Yes, we can all get caught out, and our cynicism needs an overhaul every now and then. We need to grow our knowledge, and perhaps our compassion, catch up with new data, awaken ourselves to social change, and not solely rely on past opinions and potential miseducation.
And we also need to respect the life choices of others, and hold back on our judgements. Otherwise we risk damaging the progress that others desperately wish to make.
As Zoe Hodge points out in an article from the ‘Clean and Lean 30 Day Detox’ group page on facebook:
“I would strongly also recommend reading “the Beck Diet solution” for anyone struggling with the mental side of a detox or diet. I’m a Cognitive Behavioural Therapist when I’m not a new independent consultant, and this is a really useful book for dealing with the psychological battles you may face. It’s not based on any actual eating plan, just the mental side of dealing with one.”
And as for the daily nutrition advice on the Clean and Lean group page, you’re in the safest hands with nutritionist and professional dancer Sarah-May Stubbins! She always leads with true intentions and a passion for helping you become the incredible person you want to be. Just taking the first step is what’s needed.

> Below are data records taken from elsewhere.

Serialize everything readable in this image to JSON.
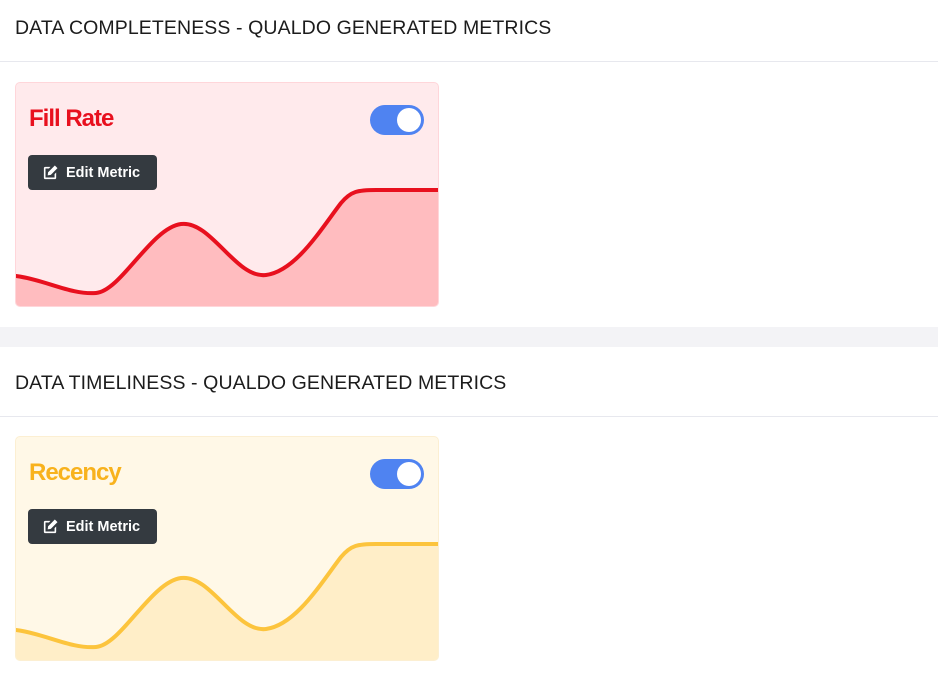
{
  "sections": [
    {
      "title": "DATA COMPLETENESS - QUALDO GENERATED METRICS",
      "card": {
        "title": "Fill Rate",
        "title_color": "#e8101e",
        "line_color": "#e8101e",
        "fill_color": "#ffbcbf",
        "edit_label": "Edit Metric",
        "toggle_on": true
      }
    },
    {
      "title": "DATA TIMELINESS - QUALDO GENERATED METRICS",
      "card": {
        "title": "Recency",
        "title_color": "#f8b21d",
        "line_color": "#fcc43d",
        "fill_color": "#ffeec8",
        "edit_label": "Edit Metric",
        "toggle_on": true
      }
    }
  ],
  "colors": {
    "toggle_accent": "#4f83f1",
    "button_bg": "#343a40"
  },
  "icons": {
    "edit": "edit-icon"
  }
}
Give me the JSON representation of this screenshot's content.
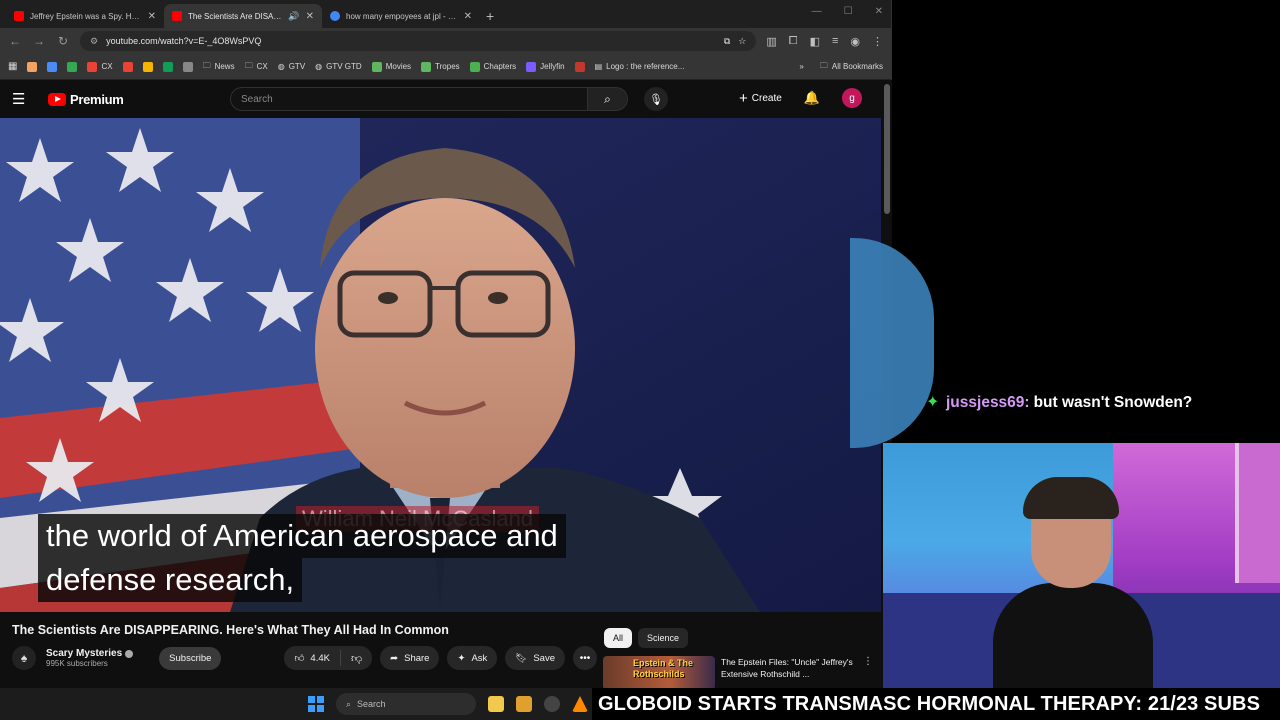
{
  "browser": {
    "tabs": [
      {
        "title": "Jeffrey Epstein was a Spy. Here's",
        "active": false,
        "favicon_color": "#ff0000"
      },
      {
        "title": "The Scientists Are DISAPPEARING",
        "active": true,
        "favicon_color": "#ff0000"
      },
      {
        "title": "how many empoyees at jpl - Go",
        "active": false,
        "favicon_color": "#4285f4"
      }
    ],
    "new_tab": "+",
    "url": "youtube.com/watch?v=E-_4O8WsPVQ",
    "bookmarks": [
      {
        "label": "",
        "color": "#f4a261"
      },
      {
        "label": "",
        "color": "#4b8bf4"
      },
      {
        "label": "",
        "color": "#34a853"
      },
      {
        "label": "CX",
        "color": "#ea4335"
      },
      {
        "label": "",
        "color": "#ea4335"
      },
      {
        "label": "",
        "color": "#f4b400"
      },
      {
        "label": "",
        "color": "#0f9d58"
      },
      {
        "label": "",
        "color": "#888888"
      },
      {
        "label": "News",
        "color": "#9aa0a6"
      },
      {
        "label": "CX",
        "color": "#9aa0a6"
      },
      {
        "label": "GTV",
        "color": "#dddddd"
      },
      {
        "label": "GTV GTD",
        "color": "#dddddd"
      },
      {
        "label": "Movies",
        "color": "#5fb85f"
      },
      {
        "label": "Tropes",
        "color": "#5fb85f"
      },
      {
        "label": "Chapters",
        "color": "#4caf50"
      },
      {
        "label": "Jellyfin",
        "color": "#7b5cff"
      },
      {
        "label": "",
        "color": "#c0392b"
      },
      {
        "label": "Logo : the reference...",
        "color": "#dddddd"
      }
    ],
    "all_bookmarks": "All Bookmarks",
    "more_bookmarks": "»"
  },
  "youtube": {
    "logo_text": "Premium",
    "search_placeholder": "Search",
    "create_label": "Create",
    "avatar_letter": "g",
    "caption_line1": "the world of American aerospace and",
    "caption_line2": "defense research,",
    "lower_third": "William Neil McCasland",
    "video_title": "The Scientists Are DISAPPEARING. Here's What They All Had In Common",
    "channel_name": "Scary Mysteries",
    "subscribers": "995K subscribers",
    "subscribe_label": "Subscribe",
    "likes": "4.4K",
    "share_label": "Share",
    "ask_label": "Ask",
    "save_label": "Save",
    "more_label": "•••",
    "chips": [
      "All",
      "Science"
    ],
    "rec_thumb_text": "Epstein & The Rothschilds",
    "rec_title": "The Epstein Files: \"Uncle\" Jeffrey's Extensive Rothschild ..."
  },
  "stream": {
    "chat_user": "jussjess69:",
    "chat_text": "but wasn't Snowden?",
    "banner": "GLOBOID STARTS TRANSMASC HORMONAL THERAPY: 21/23 SUBS"
  },
  "taskbar": {
    "search_label": "Search"
  },
  "colors": {
    "yt_red": "#ff0000",
    "chat_username": "#d59bf6",
    "chat_badge": "#3ddc57",
    "avatar_bg": "#c2185b"
  }
}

If you want to have that help and advice and also remain independent to do your own thing but know the support is there, please get in touch. Remember 2015 is my year of giving, and what better to give than sharing what’s woncerful for you.
I’m glad my information comes from sources who know their stuff and have such big hearts!

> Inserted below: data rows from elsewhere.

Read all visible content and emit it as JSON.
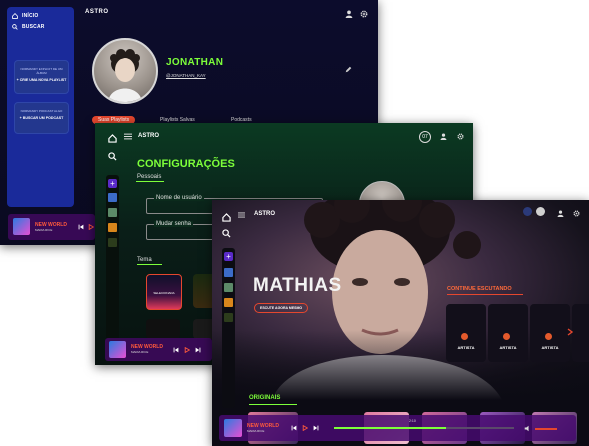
{
  "profile_window": {
    "app_title": "ASTRO",
    "nav": [
      {
        "label": "INÍCIO",
        "icon": "home-icon"
      },
      {
        "label": "BUSCAR",
        "icon": "search-icon"
      }
    ],
    "playlist_card": {
      "text": "NORMANDY EXPLICIT DE UM ÁLBUM",
      "button": "+ CRIE UMA NOVA PLAYLIST"
    },
    "podcast_card": {
      "text": "NORMANDY PODCAST ALGO",
      "button": "+ BUSCAR UM PODCAST"
    },
    "user_name": "JONATHAN",
    "user_handle": "@JONATHAN_KAY",
    "tabs": [
      "Suas Playlists",
      "Playlists Salvas",
      "Podcasts"
    ],
    "player": {
      "song": "NEW WORLD",
      "artist": "MARIA RICE"
    }
  },
  "settings_window": {
    "app_title": "ASTRO",
    "badge": "07",
    "heading": "CONFIGURAÇÕES",
    "section_personal": "Pessoais",
    "username_label": "Nome de usuário",
    "password_label": "Mudar senha",
    "theme_label": "Tema",
    "theme_option": "SELECIONADA",
    "player": {
      "song": "NEW WORLD",
      "artist": "MARIA RICE"
    }
  },
  "artist_window": {
    "app_title": "ASTRO",
    "artist_name": "MATHIAS",
    "follow_button": "ESCUTE AGORA MESMO",
    "continue_heading": "CONTINUE ESCUTANDO",
    "cards": [
      "ARTISTA",
      "ARTISTA",
      "ARTISTA"
    ],
    "originals_heading": "ORIGINAIS",
    "player": {
      "song": "NEW WORLD",
      "artist": "MARIA RICE",
      "time": "2:10"
    }
  },
  "colors": {
    "profile_bg": "#0c0c2c",
    "sidebar_blue": "#1a2a9a",
    "settings_bg": "#0b3a22",
    "neon_green": "#7dff3a",
    "player_purple": "#3c0a5a",
    "accent_red": "#e5472e"
  }
}
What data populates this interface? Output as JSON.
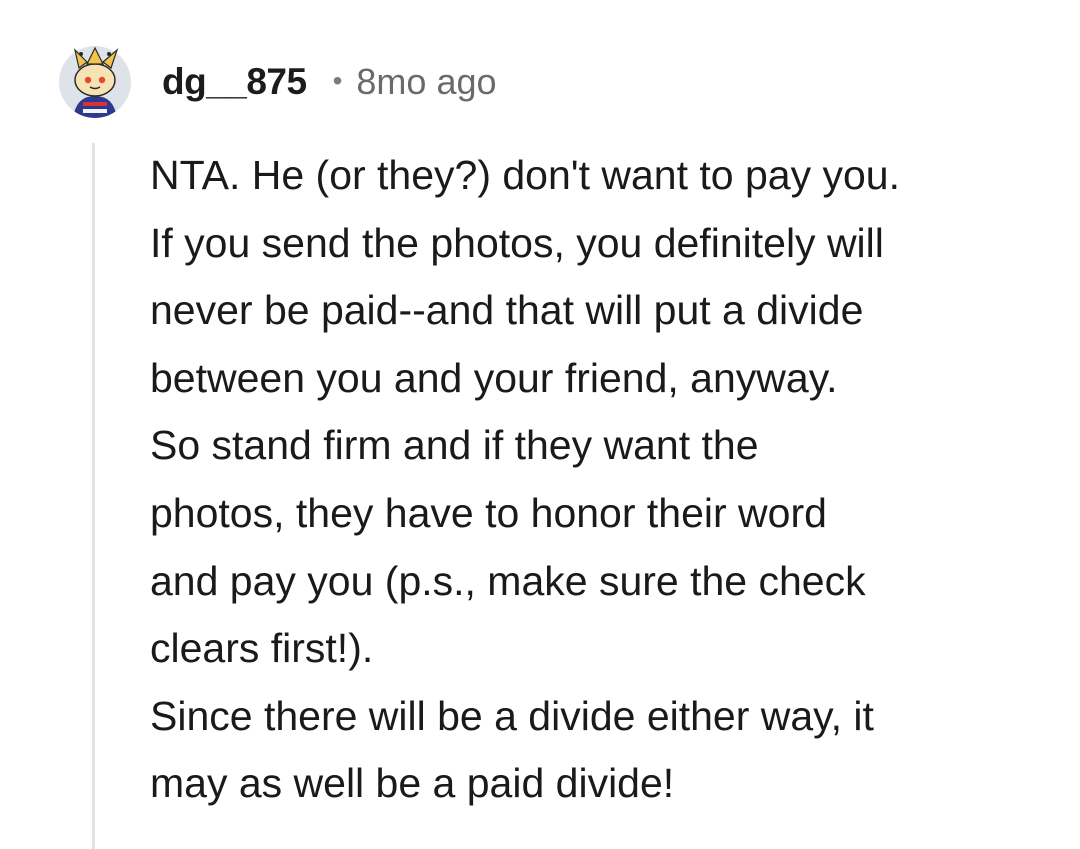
{
  "comment": {
    "author": "dg__875",
    "separator": "•",
    "age": "8mo ago",
    "avatar_icon": "snoo-avatar-icon",
    "body_lines": [
      "NTA. He (or they?) don't want to pay you.",
      "If you send the photos, you definitely will",
      "never be paid--and that will put a divide",
      "between you and your friend, anyway.",
      "So stand firm and if they want the",
      "photos, they have to honor their word",
      "and pay you (p.s., make sure the check",
      "clears first!).",
      "Since there will be a divide either way, it",
      "may as well be a paid divide!"
    ]
  },
  "colors": {
    "text": "#1a1a1b",
    "meta": "#6a6a6a",
    "thread_line": "#e3e3e3"
  }
}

Love the skin you’re in (and take care of it).
You can do this!
I’ve officially only been a runner since the 1st January 2004, before that I hated running, I understood it, but my body was too big. I thought.
That first day, I ran for about ten minutes, my body couldn’t physically do anymore.
But I went back out the next day, and the next, and sure enough after just four months, I was looking like a runner, and feeling like a runner.
In the past eleven years, I’ve trained to cover distances I never believed my body could withstand, and on terrains I’d have happily been carried over at one point in time.
But it hasn’t always been a continuous improvement. It wasn’t until after my third child was born that my triathlon improved…indeed, he was barely two months old when I got back on the racing circuit, breastfeeding before the starter whistle. A race to get back before the next feed.
Eighteen months later and it’s a stomach operation that has put me out for about three months. I came back with PBs in every single event; 5k, 10k, half-marathon and Cyclo-Sportives, half-ironman, and most importantly for me, my first marathon distance – Snowdonia no less.
More recently I was hit with depression, rotator cuff and hockey injuries over the space of fourteen months, and yet I came back to run the Snowdonia Sevens (22 miles seven mountains) with just 4 weeks back running and a handful of training up and down Snowdon.
4 weeks back running after more than six months off with ACL injury? Absolutely.
Once you get to the point where sport becomes a greater struggle than the merits and thrill it produces, it’s time to take some time out. And probably for your benefit.
I didn’t just leave sport behind though. Whenever I’ve taken time out, I’ve looked long and hard at my nutrition. Exercise is only 20% of what we look like. The rest of it is in what we absorb through what we eat and what we put on our bodies, how we treat ourselves in our mind, and how well we sleep and repair. So it’s no wonder I can get back out there fast. I look after the other 80% of me with a 100% attitude.
2015, I’ve got this. I’m quite happy to indulge in my family’s baking today (you would too, believe me), and even for the rest of this week.
But come Monday 5th Jan 2015, I’m back in the game.
Training, detoxing, refuelling, focusing, planning, actually going for it.
My first 30 days will be with the help of the only sports nutrition range I can now fully support, Arbonne’s “30 Days to Healthy Living and Beyond”. Not just a sports range, it’s also a huge part of my daily diet, so no fad, no gimmick, no waste products thank you.
Daily healthy living, that’s how good habits are created. I’m giving that 80% of me more of that 100% attitude.